We have Officer Palone, who’s been acting as the officer in charge, and, essentially, been functioning as the interim chief and what I would like to propose before the selectmen and I don’t think we need to decide upon this but I’m going to throw this in tonight, is that we consider appointing Officer Palone as the Interim Chief at his current salary and then appointing Officer Carlson, in addition to his normal duties, as Chief Investigation Officer of the management report, because he is a certified detective, and also a certified trainer in the State of Massachusetts, to investigate and report to the board of selectmen on a weekly basis or at each and every one of our meetings until such time as we have been able to resolve the issues that have been identified within the management report.
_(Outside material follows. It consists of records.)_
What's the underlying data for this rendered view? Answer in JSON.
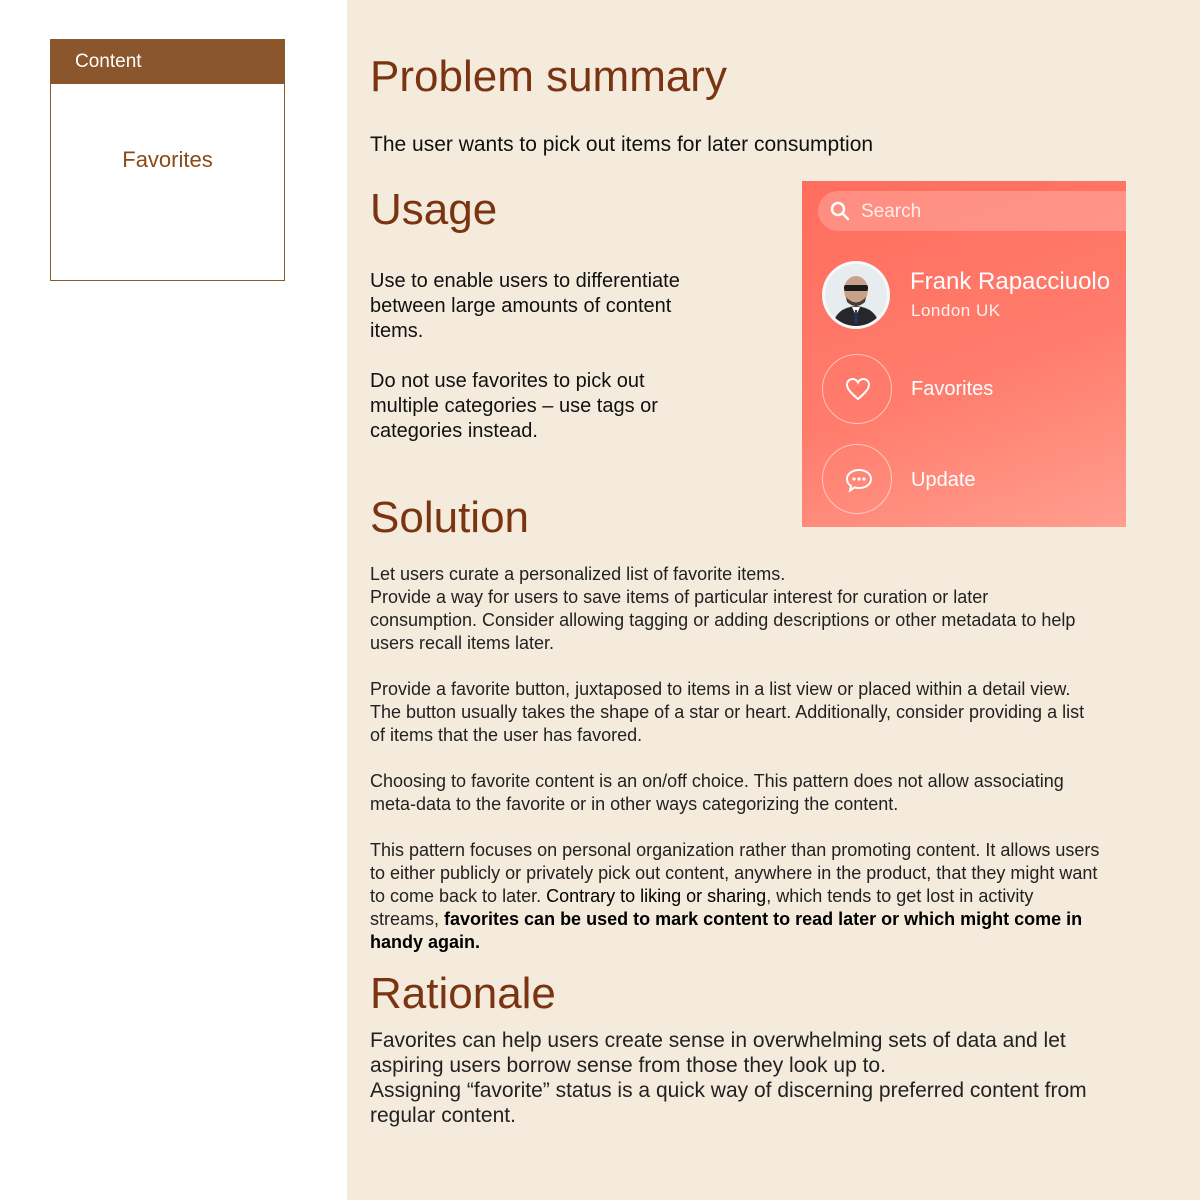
{
  "sidebar": {
    "card_header": "Content",
    "card_item": "Favorites"
  },
  "problem": {
    "heading": "Problem summary",
    "text": "The user wants to pick out items for later consumption"
  },
  "usage": {
    "heading": "Usage",
    "para1": "Use to enable users to differentiate between large amounts of content items.",
    "para2": "Do not use favorites to pick out multiple categories – use tags or categories instead."
  },
  "app_mock": {
    "search_placeholder": "Search",
    "user_name": "Frank Rapacciuolo",
    "user_location": "London UK",
    "menu": [
      {
        "label": "Favorites",
        "icon": "heart-icon"
      },
      {
        "label": "Update",
        "icon": "chat-bubble-icon"
      }
    ]
  },
  "solution": {
    "heading": "Solution",
    "p1_line1": "Let users curate a personalized list of favorite items.",
    "p1_line2": "Provide a way for users to save items of particular interest for curation or later consumption. Consider allowing tagging or adding descriptions or other metadata to help users recall items later.",
    "p2": "Provide a favorite button, juxtaposed to items in a list view or placed within a detail view. The button usually takes the shape of a star or heart. Additionally, consider providing a list of items that the user has favored.",
    "p3": "Choosing to favorite content is an on/off choice. This pattern does not allow associating meta-data to the favorite or in other ways categorizing the content.",
    "p4_a": "This pattern focuses on personal organization rather than promoting content. It allows users to either publicly or privately pick out content, anywhere in the product, that they might want to come back to later. ",
    "p4_b": "Contrary to liking or sharing",
    "p4_c": ", which tends to get lost in activity streams, ",
    "p4_bold": "favorites can be used to mark content to read later or which might come in handy again."
  },
  "rationale": {
    "heading": "Rationale",
    "line1": "Favorites can help users create sense in overwhelming sets of data and let aspiring users borrow sense from those they look up to.",
    "line2": "Assigning “favorite” status is a quick way of discerning preferred content from regular content."
  }
}
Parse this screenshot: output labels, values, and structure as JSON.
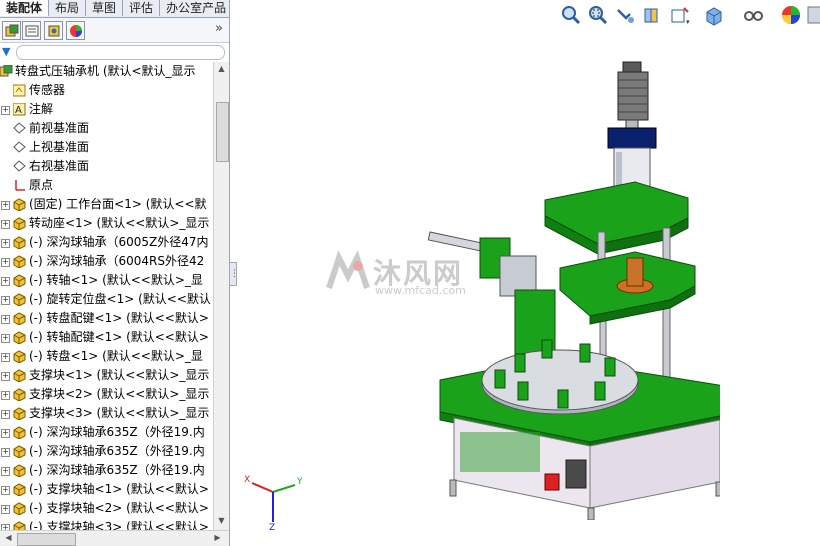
{
  "tabs": [
    {
      "label": "装配体",
      "active": true
    },
    {
      "label": "布局",
      "active": false
    },
    {
      "label": "草图",
      "active": false
    },
    {
      "label": "评估",
      "active": false
    },
    {
      "label": "办公室产品",
      "active": false
    }
  ],
  "panel_more": "»",
  "tree": [
    {
      "label": "转盘式压轴承机 (默认<默认_显示",
      "icon": "assembly-icon",
      "expand": "",
      "indent": 0
    },
    {
      "label": "传感器",
      "icon": "sensor-icon",
      "expand": "",
      "indent": 1
    },
    {
      "label": "注解",
      "icon": "annotation-icon",
      "expand": "+",
      "indent": 1
    },
    {
      "label": "前视基准面",
      "icon": "plane-icon",
      "expand": "",
      "indent": 1
    },
    {
      "label": "上视基准面",
      "icon": "plane-icon",
      "expand": "",
      "indent": 1
    },
    {
      "label": "右视基准面",
      "icon": "plane-icon",
      "expand": "",
      "indent": 1
    },
    {
      "label": "原点",
      "icon": "origin-icon",
      "expand": "",
      "indent": 1
    },
    {
      "label": "(固定) 工作台面<1> (默认<<默",
      "icon": "part-icon",
      "expand": "+",
      "indent": 1
    },
    {
      "label": "转动座<1> (默认<<默认>_显示",
      "icon": "part-icon",
      "expand": "+",
      "indent": 1
    },
    {
      "label": "(-) 深沟球轴承（6005Z外径47内",
      "icon": "part-icon",
      "expand": "+",
      "indent": 1
    },
    {
      "label": "(-) 深沟球轴承（6004RS外径42",
      "icon": "part-icon",
      "expand": "+",
      "indent": 1
    },
    {
      "label": "(-) 转轴<1> (默认<<默认>_显",
      "icon": "part-icon",
      "expand": "+",
      "indent": 1
    },
    {
      "label": "(-) 旋转定位盘<1> (默认<<默认",
      "icon": "part-icon",
      "expand": "+",
      "indent": 1
    },
    {
      "label": "(-) 转盘配键<1> (默认<<默认>",
      "icon": "part-icon",
      "expand": "+",
      "indent": 1
    },
    {
      "label": "(-) 转轴配键<1> (默认<<默认>",
      "icon": "part-icon",
      "expand": "+",
      "indent": 1
    },
    {
      "label": "(-) 转盘<1> (默认<<默认>_显",
      "icon": "part-icon",
      "expand": "+",
      "indent": 1
    },
    {
      "label": "支撑块<1> (默认<<默认>_显示",
      "icon": "part-icon",
      "expand": "+",
      "indent": 1
    },
    {
      "label": "支撑块<2> (默认<<默认>_显示",
      "icon": "part-icon",
      "expand": "+",
      "indent": 1
    },
    {
      "label": "支撑块<3> (默认<<默认>_显示",
      "icon": "part-icon",
      "expand": "+",
      "indent": 1
    },
    {
      "label": "(-) 深沟球轴承635Z（外径19.内",
      "icon": "part-icon",
      "expand": "+",
      "indent": 1
    },
    {
      "label": "(-) 深沟球轴承635Z（外径19.内",
      "icon": "part-icon",
      "expand": "+",
      "indent": 1
    },
    {
      "label": "(-) 深沟球轴承635Z（外径19.内",
      "icon": "part-icon",
      "expand": "+",
      "indent": 1
    },
    {
      "label": "(-) 支撑块轴<1> (默认<<默认>",
      "icon": "part-icon",
      "expand": "+",
      "indent": 1
    },
    {
      "label": "(-) 支撑块轴<2> (默认<<默认>",
      "icon": "part-icon",
      "expand": "+",
      "indent": 1
    },
    {
      "label": "(-) 支撑块轴<3> (默认<<默认>",
      "icon": "part-icon",
      "expand": "+",
      "indent": 1
    }
  ],
  "hud_icons": [
    "zoom-to-fit-icon",
    "zoom-to-area-icon",
    "previous-view-icon",
    "section-view-icon",
    "view-orientation-icon",
    "display-style-icon",
    "hide-show-items-icon",
    "appearance-icon"
  ],
  "watermark": {
    "text": "沐风网",
    "url": "www.mfcad.com"
  },
  "triad": {
    "x": "X",
    "y": "Y",
    "z": "Z"
  },
  "colors": {
    "frame_green": "#1aa21a",
    "panel_border": "#9aa6b8",
    "accent_blue": "#1f6fd1"
  }
}
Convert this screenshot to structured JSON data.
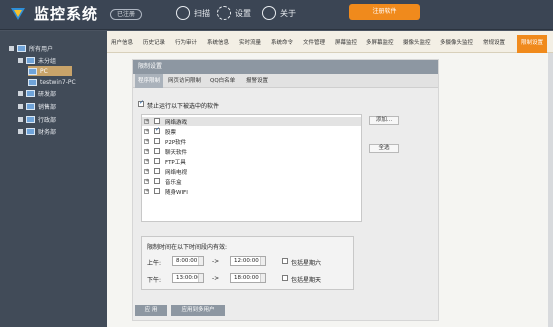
{
  "header": {
    "app_title": "监控系统",
    "unregistered_badge": "已注册",
    "scan_label": "扫描",
    "settings_label": "设置",
    "about_label": "关于",
    "register_button": "注册软件"
  },
  "sidebar": {
    "items": [
      {
        "label": "所有用户"
      },
      {
        "label": "未分组"
      },
      {
        "label": "PC"
      },
      {
        "label": "testwin7-PC"
      },
      {
        "label": "研发部"
      },
      {
        "label": "销售部"
      },
      {
        "label": "行政部"
      },
      {
        "label": "财务部"
      }
    ]
  },
  "tabs": [
    "用户信息",
    "历史记录",
    "行为审计",
    "系统信息",
    "实时流量",
    "系统命令",
    "文件管理",
    "屏幕监控",
    "多屏幕监控",
    "摄像头监控",
    "多摄像头监控",
    "常规设置",
    "限制设置"
  ],
  "panel": {
    "title": "限制设置",
    "subtabs": [
      "程序限制",
      "网页访问限制",
      "QQ白名单",
      "报警设置"
    ],
    "forbid_label": "禁止运行以下被选中的软件",
    "programs": [
      {
        "label": "网络游戏",
        "checked": false
      },
      {
        "label": "股票",
        "checked": true
      },
      {
        "label": "P2P软件",
        "checked": false
      },
      {
        "label": "聊天软件",
        "checked": false
      },
      {
        "label": "FTP工具",
        "checked": false
      },
      {
        "label": "网络电视",
        "checked": false
      },
      {
        "label": "音乐盒",
        "checked": false
      },
      {
        "label": "随身WIFI",
        "checked": false
      }
    ],
    "add_button": "添加...",
    "select_all_button": "全选",
    "time_title": "限制时间在以下时间段内有效:",
    "am_label": "上午:",
    "pm_label": "下午:",
    "am_start": "8:00:00",
    "am_end": "12:00:00",
    "pm_start": "13:00:00",
    "pm_end": "18:00:00",
    "arrow": "->",
    "include_saturday": "包括星期六",
    "include_sunday": "包括星期天",
    "apply_button": "应 用",
    "apply_multi_button": "应用到多用户"
  }
}
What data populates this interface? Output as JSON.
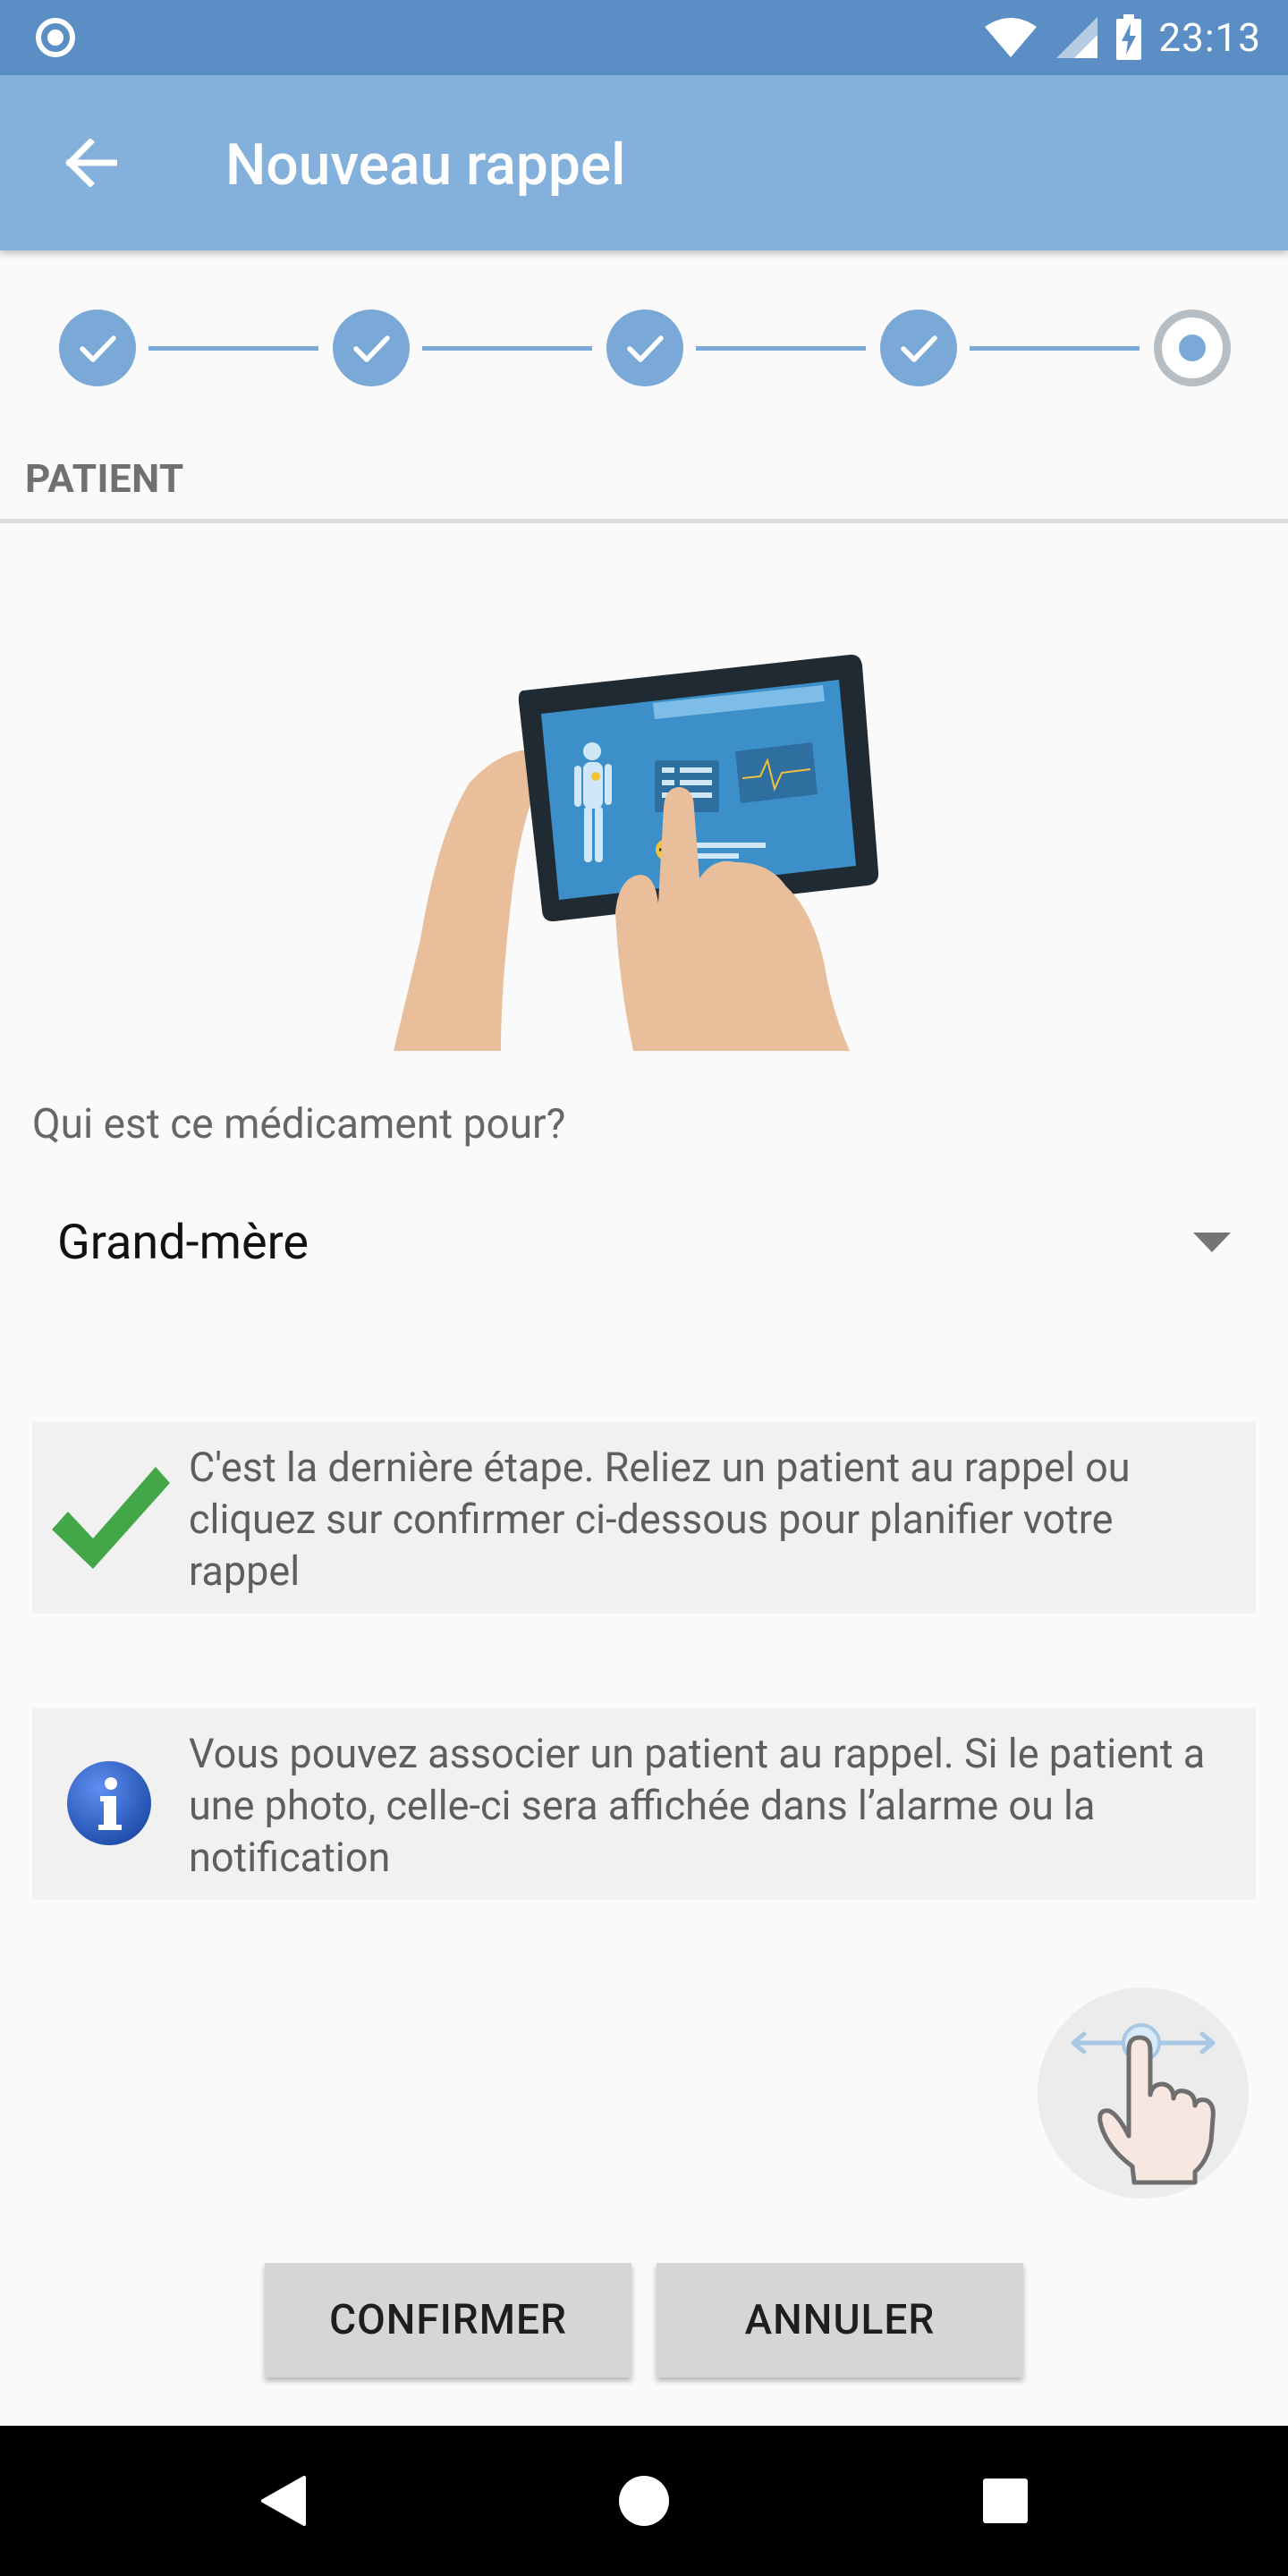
{
  "status_bar": {
    "time": "23:13",
    "icons": [
      "radio-icon",
      "wifi-icon",
      "signal-icon",
      "battery-charging-icon"
    ]
  },
  "app_bar": {
    "title": "Nouveau rappel",
    "back_icon": "arrow-back-icon"
  },
  "stepper": {
    "steps": [
      {
        "state": "done"
      },
      {
        "state": "done"
      },
      {
        "state": "done"
      },
      {
        "state": "done"
      },
      {
        "state": "current"
      }
    ],
    "color": "#7aa9d8"
  },
  "section": {
    "title": "PATIENT"
  },
  "form": {
    "question": "Qui est ce médicament pour?",
    "patient_select": {
      "selected": "Grand-mère"
    }
  },
  "cards": {
    "success": {
      "icon": "checkmark-icon",
      "text": "C'est la dernière étape. Reliez un patient au rappel ou cliquez sur confirmer ci-dessous pour planifier votre rappel",
      "color": "#43a747"
    },
    "info": {
      "icon": "info-icon",
      "text": "Vous pouvez associer un patient au rappel. Si le patient a une photo, celle-ci sera affichée dans l’alarme ou la notification",
      "color": "#2f66c8"
    }
  },
  "actions": {
    "confirm": "CONFIRMER",
    "cancel": "ANNULER"
  },
  "nav_bar": {
    "icons": [
      "nav-back-icon",
      "nav-home-icon",
      "nav-recent-icon"
    ]
  },
  "colors": {
    "status_bar": "#5b8ec4",
    "app_bar": "#84b1dc",
    "background": "#fafafa"
  }
}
Again, it’s not a motion, it’s just a suggestion.
Selectman Turner: Yes, sir.
Speaker: I recall that this issue of appointing an interim chief came up at a select board meeting, and the impression I got, and I didn’t take notes, was that this was the suggestion or request of one or more of the outside agencies that had been consulted, the District Attorney, or the Attorney General, or somebody of that ilk. Now, I, I’ve just, if that’s the case, then wouldn’t their reasons for making that suggestion constitute the heart of a job description for such a person and, if that’s not the case, I’ve got it all wrong, then I wonder why, then, you should consider an outside person at all. I mean, I can see why the state might make such a recommendation, but I’m not 100% sure in my own mind that they did. I may have misheard them.
Selectman Brazie: No, actually a state office did make that recommendation as well as the consulting firm that did our management study and our legal counsel. All three of them made the same recommendations for very valid reasons, I feel. So, we’ll go from here, I guess, and—
Selectman Turner: I think we’ll—
Selectman Brazie: —pull together—
Selectman Turner: I hate to say it, but let’s put together some job descriptions and duties and responsibilities and be ready to do things. And if we can find nothing against the two that we interviewed but if somebody else pops up, I’d like to interview them, too. Okay?
Selectman Brazie: Mm hm.
Selectman Turner: Okay, with you, Charlie?
Selectman Flynn: Works for me.
Selectman Turner: Then we’ll do, deal with that next Monday.
Selectman Brazie: Okay.
Selectman Turner: Do we have any selectmen’s items?Selectman Brazie: I do. May meetings, as you know it’s town meeting, it’s the first week of May, right?